I generally don’t take product for paragraphs on this blog, but if anyone wants to send me books or magazines that are good it’ll save me some cash and I might up them here. I spend way too much money on reading matter and there’s some prospective greatness in the pipeline — Enjoy the Experience about private press vinyl covers drops on Record Store Day via Sinecure and it’s clearly necessary, with a limited edition version available on the publisher’s site. Earnest strangeness in its most irony-free form is the best kind of strange. Nina and Cieron’s What We Wore project is gathering true British style and error since the 1950s, with a book dropping next year that will be the antidote to simplified notions of sub-cultural style.

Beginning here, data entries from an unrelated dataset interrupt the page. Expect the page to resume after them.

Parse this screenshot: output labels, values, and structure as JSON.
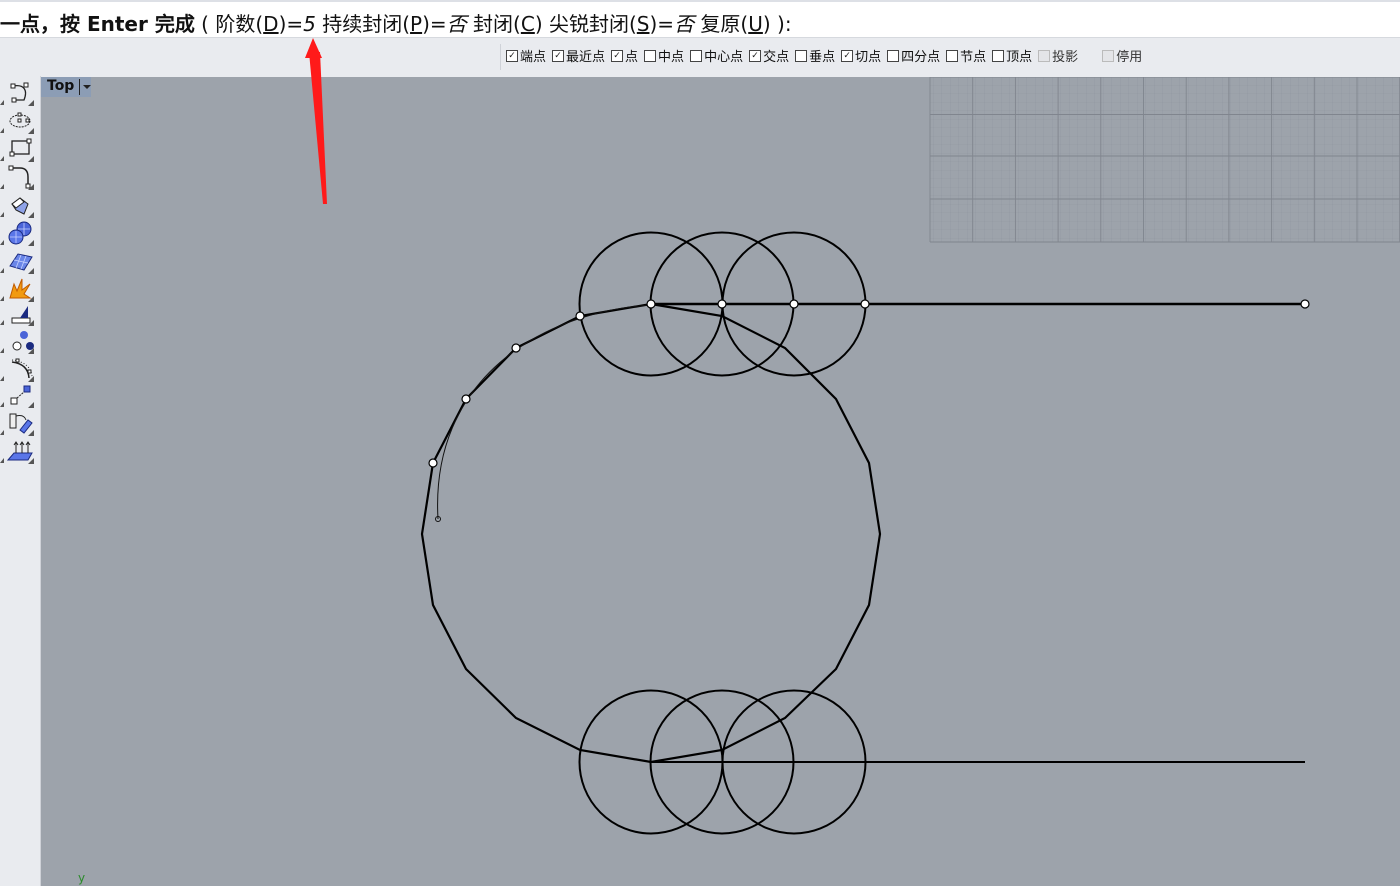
{
  "command_prompt": {
    "prefix": "一点，按 Enter 完成",
    "open_paren": " ( ",
    "options": [
      {
        "label": "阶数(",
        "key": "D",
        "after": ")=",
        "value": "5"
      },
      {
        "label": " 持续封闭(",
        "key": "P",
        "after": ")=",
        "value": "否"
      },
      {
        "label": " 封闭(",
        "key": "C",
        "after": ")",
        "value": null
      },
      {
        "label": "  尖锐封闭(",
        "key": "S",
        "after": ")=",
        "value": "否"
      },
      {
        "label": " 复原(",
        "key": "U",
        "after": ")",
        "value": null
      }
    ],
    "close": " ):"
  },
  "osnap": {
    "items": [
      {
        "label": "端点",
        "checked": true,
        "enabled": true
      },
      {
        "label": "最近点",
        "checked": true,
        "enabled": true
      },
      {
        "label": "点",
        "checked": true,
        "enabled": true
      },
      {
        "label": "中点",
        "checked": false,
        "enabled": true
      },
      {
        "label": "中心点",
        "checked": false,
        "enabled": true
      },
      {
        "label": "交点",
        "checked": true,
        "enabled": true
      },
      {
        "label": "垂点",
        "checked": false,
        "enabled": true
      },
      {
        "label": "切点",
        "checked": true,
        "enabled": true
      },
      {
        "label": "四分点",
        "checked": false,
        "enabled": true
      },
      {
        "label": "节点",
        "checked": false,
        "enabled": true
      },
      {
        "label": "顶点",
        "checked": false,
        "enabled": true
      },
      {
        "label": "投影",
        "checked": false,
        "enabled": false
      },
      {
        "label": "停用",
        "checked": false,
        "enabled": false
      }
    ]
  },
  "toolbar": {
    "tools": [
      "curve-tool-icon",
      "ellipse-tool-icon",
      "rectangle-tool-icon",
      "fillet-curve-icon",
      "surface-tool-icon",
      "solid-spheres-icon",
      "mesh-surface-icon",
      "explode-icon",
      "dimension-icon",
      "points-icon",
      "arc-edit-icon",
      "transform-icon",
      "extrude-icon",
      "array-icon"
    ]
  },
  "viewport": {
    "name": "Top",
    "axis_label": "y",
    "colors": {
      "background": "#9da3ab",
      "curve": "#000000",
      "annotation_arrow": "#ff1a1a",
      "axis": "#2a8a2a"
    }
  }
}
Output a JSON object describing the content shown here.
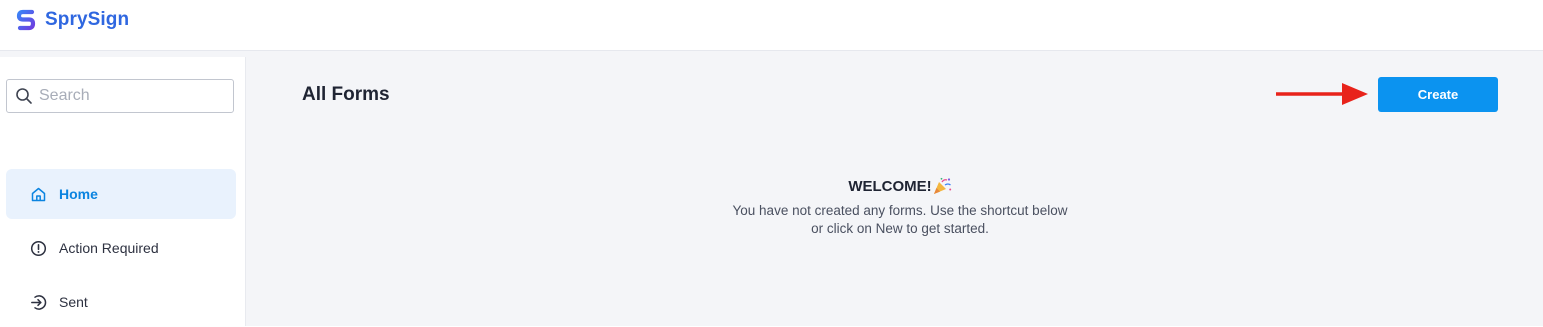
{
  "header": {
    "app_name": "SprySign",
    "logo_icon": "sprysign-logo-icon",
    "brand_color": "#2f67e0"
  },
  "sidebar": {
    "search": {
      "placeholder": "Search",
      "value": ""
    },
    "items": [
      {
        "label": "Home",
        "icon": "home-icon",
        "active": true
      },
      {
        "label": "Action Required",
        "icon": "alert-circle-icon",
        "active": false
      },
      {
        "label": "Sent",
        "icon": "sent-icon",
        "active": false
      }
    ]
  },
  "main": {
    "title": "All Forms",
    "create_label": "Create",
    "accent_color": "#0b93f0",
    "annotation": {
      "icon": "red-arrow-icon",
      "color": "#e8231b"
    },
    "empty_state": {
      "title": "WELCOME!",
      "icon": "party-popper-icon",
      "message": "You have not created any forms. Use the shortcut below or click on New to get started."
    }
  }
}
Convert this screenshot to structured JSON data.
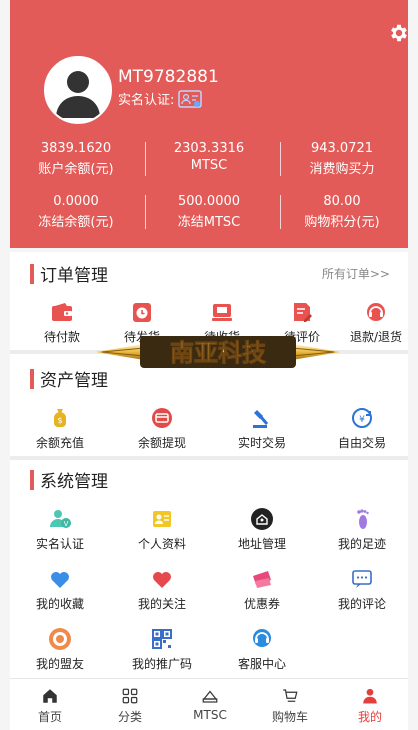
{
  "colors": {
    "brand": "#e25b58",
    "accent": "#e2403d"
  },
  "profile": {
    "username": "MT9782881",
    "realname_label": "实名认证:",
    "icons": {
      "settings": "gear-icon",
      "avatar": "avatar",
      "id_card": "id-card-icon"
    }
  },
  "stats": [
    {
      "value": "3839.1620",
      "label": "账户余额(元)"
    },
    {
      "value": "2303.3316",
      "label": "MTSC"
    },
    {
      "value": "943.0721",
      "label": "消费购买力"
    },
    {
      "value": "0.0000",
      "label": "冻结余额(元)"
    },
    {
      "value": "500.0000",
      "label": "冻结MTSC"
    },
    {
      "value": "80.00",
      "label": "购物积分(元)"
    }
  ],
  "orders": {
    "title": "订单管理",
    "more": "所有订单>>",
    "items": [
      {
        "label": "待付款",
        "icon": "wallet-icon"
      },
      {
        "label": "待发货",
        "icon": "clock-icon"
      },
      {
        "label": "待收货",
        "icon": "truck-icon"
      },
      {
        "label": "待评价",
        "icon": "edit-icon"
      },
      {
        "label": "退款/退货",
        "icon": "headset-icon"
      }
    ]
  },
  "banner": {
    "text": "南亚科技"
  },
  "assets": {
    "title": "资产管理",
    "items": [
      {
        "label": "余额充值",
        "icon": "money-bag-icon"
      },
      {
        "label": "余额提现",
        "icon": "card-icon"
      },
      {
        "label": "实时交易",
        "icon": "hammer-icon"
      },
      {
        "label": "自由交易",
        "icon": "exchange-icon"
      }
    ]
  },
  "system": {
    "title": "系统管理",
    "items": [
      {
        "label": "实名认证",
        "icon": "user-verify-icon"
      },
      {
        "label": "个人资料",
        "icon": "profile-card-icon"
      },
      {
        "label": "地址管理",
        "icon": "location-icon"
      },
      {
        "label": "我的足迹",
        "icon": "footprint-icon"
      },
      {
        "label": "我的收藏",
        "icon": "heart-blue-icon"
      },
      {
        "label": "我的关注",
        "icon": "heart-red-icon"
      },
      {
        "label": "优惠券",
        "icon": "coupon-icon"
      },
      {
        "label": "我的评论",
        "icon": "comment-icon"
      },
      {
        "label": "我的盟友",
        "icon": "ally-icon"
      },
      {
        "label": "我的推广码",
        "icon": "qrcode-icon"
      },
      {
        "label": "客服中心",
        "icon": "service-icon"
      }
    ]
  },
  "tabs": [
    {
      "label": "首页",
      "icon": "home-icon"
    },
    {
      "label": "分类",
      "icon": "grid-icon"
    },
    {
      "label": "MTSC",
      "icon": "coin-icon"
    },
    {
      "label": "购物车",
      "icon": "cart-icon"
    },
    {
      "label": "我的",
      "icon": "person-icon"
    }
  ]
}
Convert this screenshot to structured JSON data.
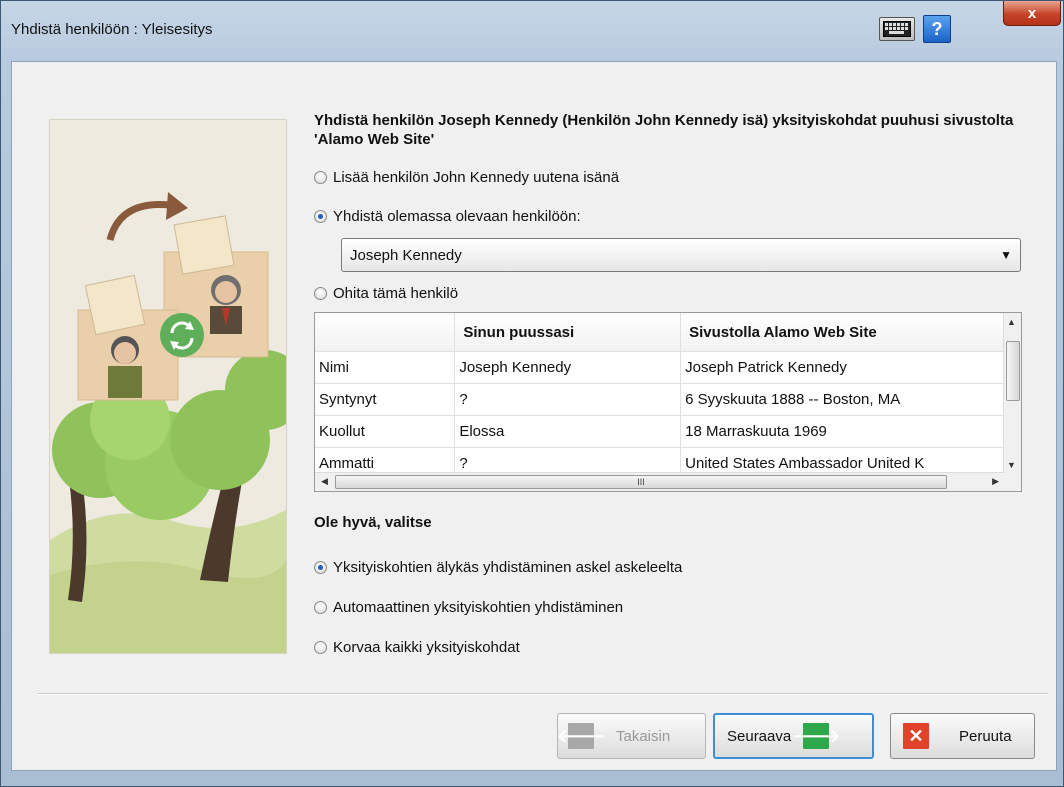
{
  "window": {
    "title": "Yhdistä henkilöön : Yleisesitys",
    "close_label": "x",
    "help_label": "?"
  },
  "icons": {
    "keyboard": "keyboard-icon",
    "help": "help-icon",
    "close": "close-icon",
    "back": "arrow-left-icon",
    "next": "arrow-right-icon",
    "cancel": "x-icon",
    "sync": "sync-icon"
  },
  "colors": {
    "next_icon": "#2ea84a",
    "cancel_icon": "#e0422a",
    "back_icon": "#a8a8a8",
    "sync_icon": "#5fae5a",
    "focus_border": "#3c8fd6"
  },
  "heading": "Yhdistä henkilön Joseph Kennedy (Henkilön John Kennedy isä) yksityiskohdat puuhusi sivustolta 'Alamo Web Site'",
  "merge_options": [
    {
      "label": "Lisää henkilön John Kennedy uutena isänä",
      "checked": false
    },
    {
      "label": "Yhdistä olemassa olevaan henkilöön:",
      "checked": true
    },
    {
      "label": "Ohita tämä henkilö",
      "checked": false
    }
  ],
  "person_select": {
    "value": "Joseph Kennedy"
  },
  "table": {
    "headers": [
      "",
      "Sinun puussasi",
      "Sivustolla Alamo Web Site"
    ],
    "rows": [
      [
        "Nimi",
        "Joseph Kennedy",
        "Joseph Patrick Kennedy"
      ],
      [
        "Syntynyt",
        "?",
        "6 Syyskuuta 1888 -- Boston, MA"
      ],
      [
        "Kuollut",
        "Elossa",
        "18 Marraskuuta 1969"
      ],
      [
        "Ammatti",
        "?",
        "United States Ambassador United K"
      ]
    ],
    "hscroll_grip": "III"
  },
  "choose_label": "Ole hyvä, valitse",
  "mode_options": [
    {
      "label": "Yksityiskohtien älykäs yhdistäminen askel askeleelta",
      "checked": true
    },
    {
      "label": "Automaattinen yksityiskohtien yhdistäminen",
      "checked": false
    },
    {
      "label": "Korvaa kaikki yksityiskohdat",
      "checked": false
    }
  ],
  "buttons": {
    "back": "Takaisin",
    "next": "Seuraava",
    "cancel": "Peruuta"
  }
}
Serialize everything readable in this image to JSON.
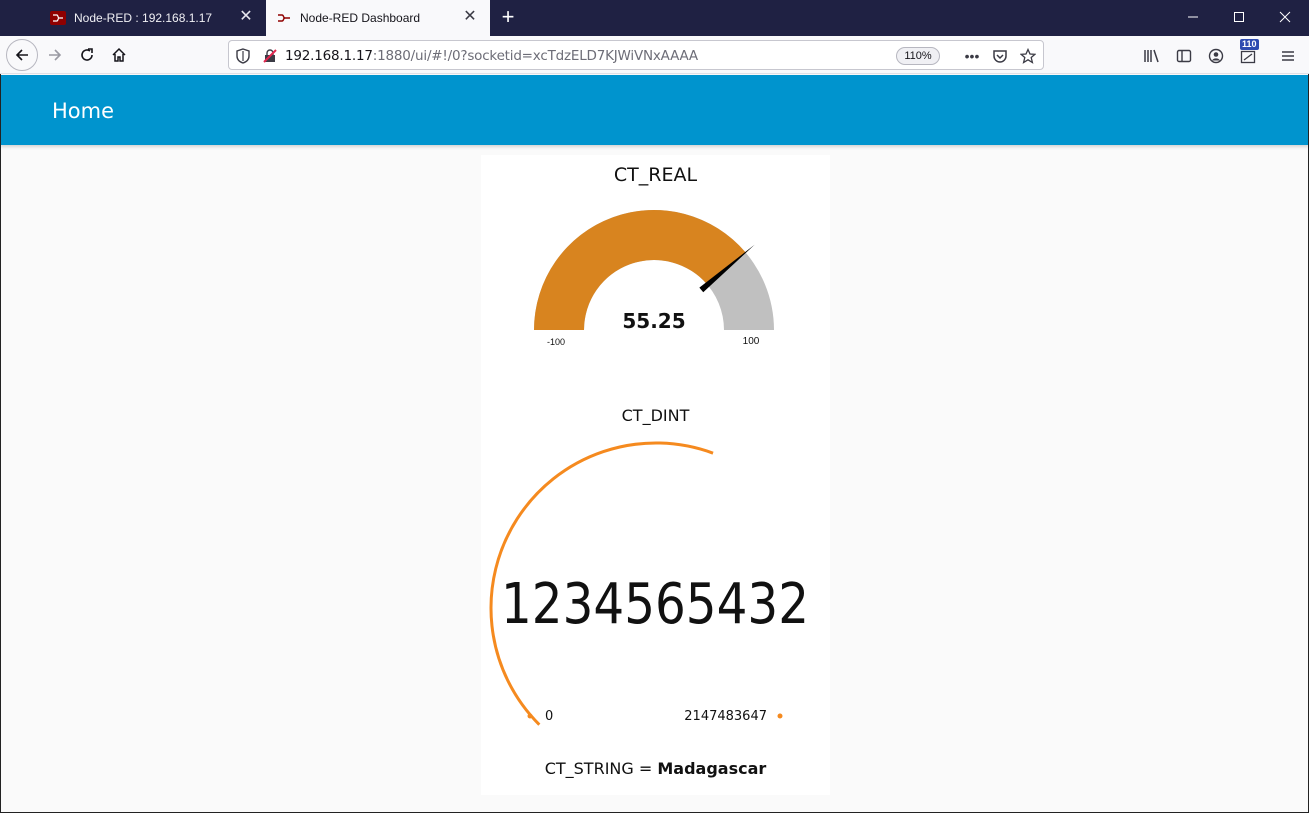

Everyone I ever see in iconic images of mods, rockers, teds, casuals and the rest seem to get it right — I want to see the sartorial misfires, tryhards and those who couldn’t afford the right stuff but had a go anyway. That’s what helped shift Spliffy garms — when you’re surrounded by style struggle, bad becomes good. Good books on sports footwear that aren’t Japanese language are thin on the ground — after the reprint of Bobbito’s Where’d You Get Those? at the end of the year, Slam Kicks: Basketball Sneakers That Changed the Game drops in February 2014, written by Slam’s Ben Osbourne and Scoop Jackson. I’ve wanted a sequel to Sole Provider for a while, so this could fill that bookshelf gap. In the meantime, go and pick up the Gonz issue of Huck, because pretty much everything in it is good.
I have no idea what the story behind these Cole Haan wingtips with Air Max 2013 technology is, but pebbled leather and speckles kind of works. Is this some response to the Prada Levitate’s AM97-esque look (Edit: Shouts to Todd Krevanchi for pointing out the resemblance between these and the Air Max Sentry which had the ’97-style unit on a sensible shoe design)? I assume they’re some internal experiment that’s destined to never release after the Cole Haan/Nike separation, but they’re avant-garde in their jarring trad-tech collision. These were spotted on Mr. Salehe Bembury’s blog with zero explanation as to how they came to be.
Speaking of big air (and I apologise for all the Air Max references in the last few blog entries — I was working on Air Max related Nike projects and became obsessed all over again), back when Lil’ Kim didn’t Vybz Kartel herself and wasn’t obliged to live up to the soft porn persona she created the following year, she made grape AM95s look incredible with Junior M.A.F.I.A.
Chaze from Grim Team doesn’t just produce extremely hard QB and Bronx hip-hop — he keeps to his French origins with some synth-led sounds. Grim Team isn’t afraid to get its hands dirty and Chaze’s This Was Your Town (featuring Casey Mecija) video is directed by Jay One and contrasts beauty with a heavily bombed Paris setting. Nobody does destruction like the French, down to the trucks — proof that there’s style in willful regression. Pretty ladies in camo coats who dig for vintage clothes and records is a winning addition to a promo too.